We started with a selection of appetisers – from Yobuko squid, tiger prawns and Kagoshima caviar, through to wine-fed kuroge wagyu beef. 😋
…before moving on to Goto udon noodles for the next course.
The noodles soon gave way to white fish with kuzu…
… and miso soup with seasonal vegetables.
Dessert came in the form of soft tofu (which was a totally delightful surprise for me as I’ve never been the biggest of tofu in the past).
All in all, an absolutely delicious lunch and one that surprised me how stuffed I was by the end of it. 😀 I just loved how there was so much variety too! It was like eating your way through Kyushu in one meal.
Shortly after lunch, we arrived at our first stop – Arita, a town in the Saga prefecture of Kyushu that renowned the world over for its porcelain.
The porcelain here doesn’t come cheap (not if you go to the traditional places that have done it for generations) but it’s easy to see why once you get a first-hand look at the process and skill that goes into it.
For that, we headed to an Atelier Kiln called Seirokugama, where we got to experience first hand, the craftsmanship that goes into this centuries-old art.
Typically, a ‘Kiln’ is essentially an oven for baking pottery (e.g. the porcelain here) but an ‘Atelier Kiln’ is much more than just an oven. It’s also the incredible craftsmanship, art, design and detail that goes into each piece.
Suffice to say, there’s very good reason why each piece is really treasured (and fairly expensive).
The porcelain we’d been using on the train (plates, art on the walls and even the sinks in the bathrooms) all come from Arita and seeing it from the raw material through to the (almost finished) product – tea and treats in hand, I just knew I had to get a little souvenir before we left the Arita for the train again!
And so, with free time on our hands, we off we went souvenir hunting (we’d already gotten some sake cups at Seirokugama but I was eager to get some more stuff… and also check out the town, of course)…
…stopping off to check Keiun-ji.
Back on the train, we kicked back and relaxed with cocktails and we zipped past the Japanese countryside.
^ That building above is actually a theme park in Sasebo, Nagasaki (called Huis Ten Bosch) based on the Netherlands – ergo the style of the building! It’s apparently all very Dutch inside.
Before we knew it, it was time for dinner and we kicked things off with an obligatory glass of champagne before tucking into the most amazing feast.
Each item on the menu is inspired by a different part of Kyushu, with ingredients sourced from the island – all of was absolutely delicious!

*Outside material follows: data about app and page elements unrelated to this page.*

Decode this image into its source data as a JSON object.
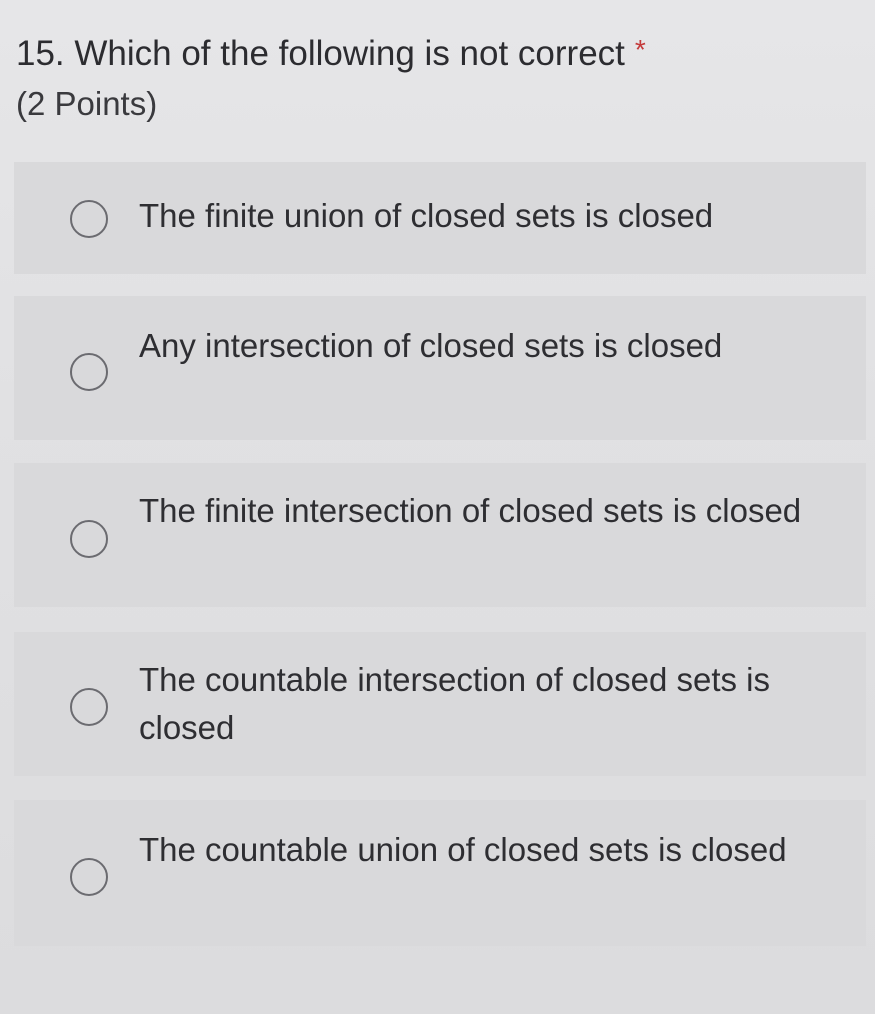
{
  "question": {
    "number_and_text": "15. Which of the following is not correct",
    "required_marker": "*",
    "points": "(2 Points)"
  },
  "options": [
    {
      "label": "The finite union of closed sets is closed"
    },
    {
      "label": "Any intersection of closed sets is closed"
    },
    {
      "label": "The finite intersection of closed sets is closed"
    },
    {
      "label": "The countable intersection of closed sets is closed"
    },
    {
      "label": "The countable union of closed sets is closed"
    }
  ],
  "colors": {
    "background": "#e3e3e5",
    "option_background": "#d9d9db",
    "required_marker": "#c43a3a",
    "radio_border": "#6b6b70"
  }
}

Shortly after dinner, we stopped off in Nagasaki station where we were excitedly told to head to the platform for a special Bian lian performance.
Truth be told, I knew to nothing about Bian lian and on further inquiry was told that it was an ancient Chinese face-changing performance… which, at the time, really didn’t describe much.

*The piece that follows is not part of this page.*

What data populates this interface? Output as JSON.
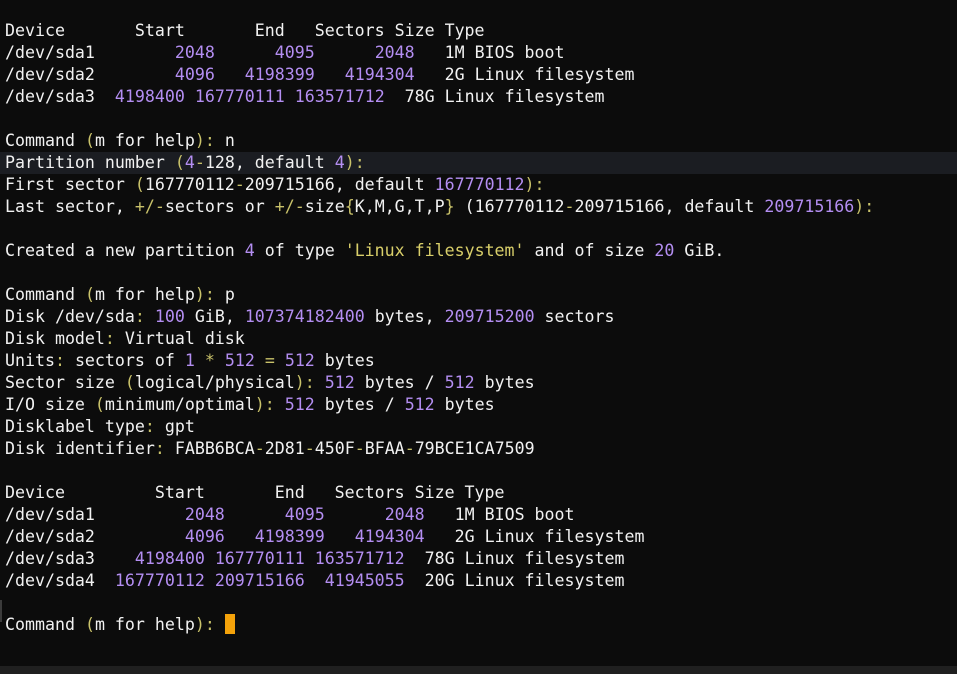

And I’m glad it didn’t because, by the time the face started changing, I pretty much had to pick my jaw off the ground! It. Is. Incredible!
There’s all this dancing and in less than a second, with a quick whip of a fan (or a micro-second turn around), the mask faces would change.

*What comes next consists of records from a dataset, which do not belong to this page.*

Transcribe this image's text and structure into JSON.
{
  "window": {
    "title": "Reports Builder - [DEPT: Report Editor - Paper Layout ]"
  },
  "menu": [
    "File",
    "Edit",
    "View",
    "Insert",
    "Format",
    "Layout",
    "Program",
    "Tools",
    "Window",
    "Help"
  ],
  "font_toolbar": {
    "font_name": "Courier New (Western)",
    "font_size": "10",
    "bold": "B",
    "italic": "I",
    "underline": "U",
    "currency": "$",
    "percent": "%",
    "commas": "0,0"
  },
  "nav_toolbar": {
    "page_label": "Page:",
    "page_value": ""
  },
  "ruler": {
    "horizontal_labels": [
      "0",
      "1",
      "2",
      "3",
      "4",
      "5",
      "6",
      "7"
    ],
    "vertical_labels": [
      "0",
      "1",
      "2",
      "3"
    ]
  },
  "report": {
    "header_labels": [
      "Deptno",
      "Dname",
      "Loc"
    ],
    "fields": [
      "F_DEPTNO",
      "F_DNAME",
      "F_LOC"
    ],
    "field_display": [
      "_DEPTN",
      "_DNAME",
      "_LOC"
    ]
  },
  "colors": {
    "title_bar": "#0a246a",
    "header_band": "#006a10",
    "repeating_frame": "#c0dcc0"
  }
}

And this happened over and over again with us none the wiser about how it was happening!
There were so many face changes (far more than I have on camera) – all from the exact same person.
I still have no idea how she did it, what I do know however is that if you even get a chance to experience Bian lian, you’ve got to do so!
Back on the train, still amazed and perplexed by what we’d just seen, we were welcomed back with live music, delicious cocktails and sweet treats!
And so that’s what we spent the rest of the evening doing till late into the night – sampling as many offerings of the cocktail bar as possible (which is nigh-impossible as they can make you cocktails that don’t even appear on the menu)…
…indulging in even more sweet treats
…and pinching ourselves about how amazing the Seven Stars train had been so far!
It’s one thing to have high expectations.
To then have those (already high) expectations then surpassed (sometimes in ways you didn’t even expect) just makes for such an amazing trip and the Seven Stars in Kyushu certainly delivered on that front!